**Exercise requirements**
Give the count of lines in the records that contain the string "version", and write nothing but that number.

**Records supplied**
━━━━━━━━
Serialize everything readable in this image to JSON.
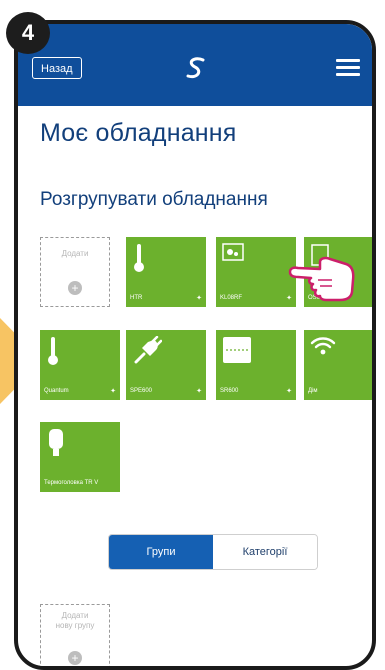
{
  "step": {
    "number": "4"
  },
  "header": {
    "back_label": "Назад"
  },
  "page_title": "Моє обладнання",
  "section_title": "Розгрупувати обладнання",
  "add_device": {
    "label": "Додати"
  },
  "devices": [
    {
      "label": "HTR",
      "icon": "thermometer-icon"
    },
    {
      "label": "KL08RF",
      "icon": "controller-box-icon"
    },
    {
      "label": "OS600",
      "icon": "window-sensor-icon"
    },
    {
      "label": "Quantum",
      "icon": "thermometer-icon"
    },
    {
      "label": "SPE600",
      "icon": "plug-icon"
    },
    {
      "label": "SR600",
      "icon": "relay-box-icon"
    },
    {
      "label": "Дім",
      "icon": "wifi-icon"
    },
    {
      "label": "Термоголовка TR V",
      "icon": "trv-head-icon"
    }
  ],
  "tabs": {
    "groups": "Групи",
    "categories": "Категорії"
  },
  "add_group": {
    "label": "Додати нову групу"
  },
  "colors": {
    "brand_blue": "#0f4e9b",
    "tile_green": "#6cb12d",
    "arrow_yellow": "#f7c463"
  }
}
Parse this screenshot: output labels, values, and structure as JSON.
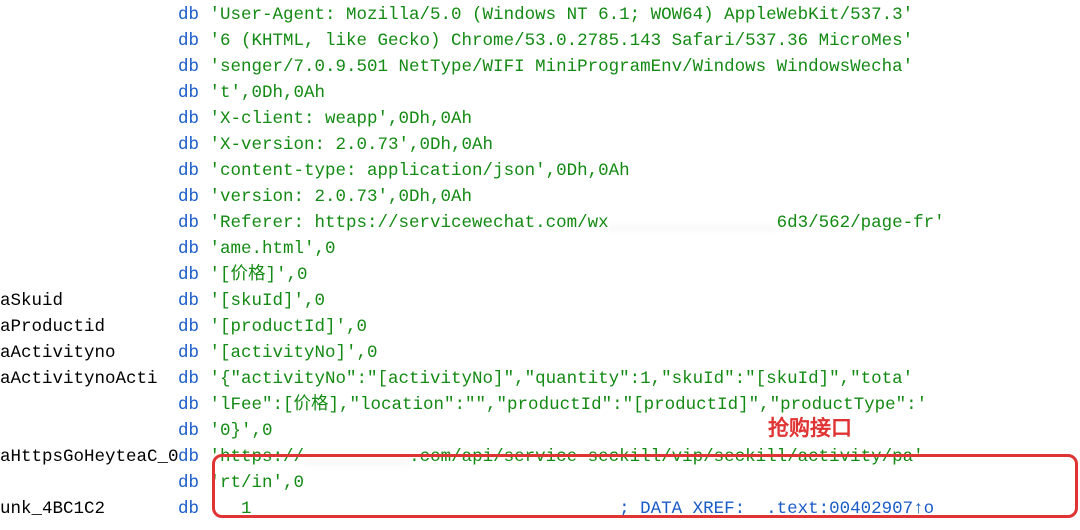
{
  "rows": [
    {
      "label": "",
      "kw": "db",
      "txt": "'User-Agent: Mozilla/5.0 (Windows NT 6.1; WOW64) AppleWebKit/537.3'"
    },
    {
      "label": "",
      "kw": "db",
      "txt": "'6 (KHTML, like Gecko) Chrome/53.0.2785.143 Safari/537.36 MicroMes'"
    },
    {
      "label": "",
      "kw": "db",
      "txt": "'senger/7.0.9.501 NetType/WIFI MiniProgramEnv/Windows WindowsWecha'"
    },
    {
      "label": "",
      "kw": "db",
      "txt": "'t',0Dh,0Ah"
    },
    {
      "label": "",
      "kw": "db",
      "txt": "'X-client: weapp',0Dh,0Ah"
    },
    {
      "label": "",
      "kw": "db",
      "txt": "'X-version: 2.0.73',0Dh,0Ah"
    },
    {
      "label": "",
      "kw": "db",
      "txt": "'content-type: application/json',0Dh,0Ah"
    },
    {
      "label": "",
      "kw": "db",
      "txt": "'version: 2.0.73',0Dh,0Ah"
    },
    {
      "label": "",
      "kw": "db",
      "txt": "'Referer: https://servicewechat.com/wx",
      "blur": "________________",
      "txt2": "6d3/562/page-fr'"
    },
    {
      "label": "",
      "kw": "db",
      "txt": "'ame.html',0"
    },
    {
      "label": "",
      "kw": "db",
      "txt": "'[价格]',0"
    },
    {
      "label": "aSkuid",
      "kw": "db",
      "txt": "'[skuId]',0"
    },
    {
      "label": "aProductid",
      "kw": "db",
      "txt": "'[productId]',0"
    },
    {
      "label": "aActivityno",
      "kw": "db",
      "txt": "'[activityNo]',0"
    },
    {
      "label": "aActivitynoActi",
      "kw": "db",
      "txt": "'{\"activityNo\":\"[activityNo]\",\"quantity\":1,\"skuId\":\"[skuId]\",\"tota'"
    },
    {
      "label": "",
      "kw": "db",
      "txt": "'lFee\":[价格],\"location\":\"\",\"productId\":\"[productId]\",\"productType\":'"
    },
    {
      "label": "",
      "kw": "db",
      "txt": "'0}',0"
    },
    {
      "label": "aHttpsGoHeyteaC_0",
      "kw": "db",
      "txt": "'https://",
      "blur": "__________",
      "txt2": ".com/api/service-seckill/vip/seckill/activity/pa'"
    },
    {
      "label": "",
      "kw": "db",
      "txt": "'rt/in',0"
    },
    {
      "label": "unk_4BC1C2",
      "kw": "db",
      "txt": "   1",
      "xref": "; DATA XREF:  .text:00402907↑o"
    }
  ],
  "annotation": "抢购接口"
}
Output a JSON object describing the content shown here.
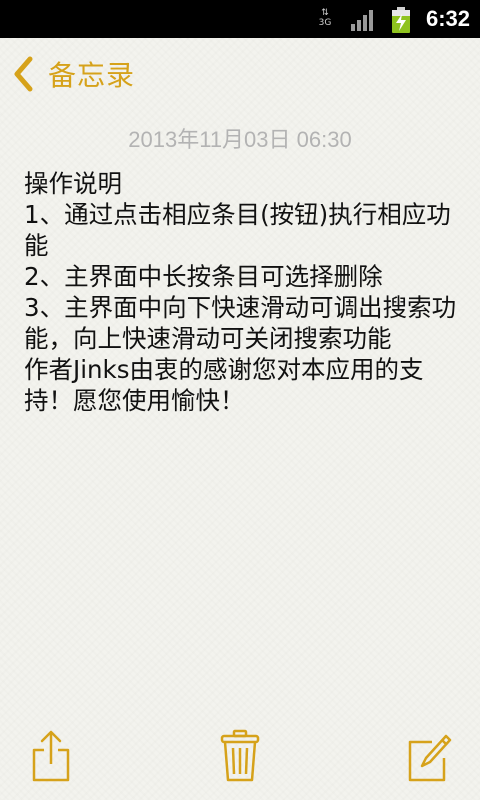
{
  "status_bar": {
    "network": "3G",
    "time": "6:32"
  },
  "nav": {
    "back_label": "备忘录",
    "accent_color": "#d6a21a"
  },
  "note": {
    "timestamp": "2013年11月03日 06:30",
    "content": "操作说明\n1、通过点击相应条目(按钮)执行相应功能\n2、主界面中长按条目可选择删除\n3、主界面中向下快速滑动可调出搜索功能，向上快速滑动可关闭搜索功能\n作者Jinks由衷的感谢您对本应用的支持！愿您使用愉快！"
  },
  "toolbar": {
    "icons": [
      "share-icon",
      "trash-icon",
      "compose-icon"
    ]
  }
}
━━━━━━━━
**Answer to the exercise**
2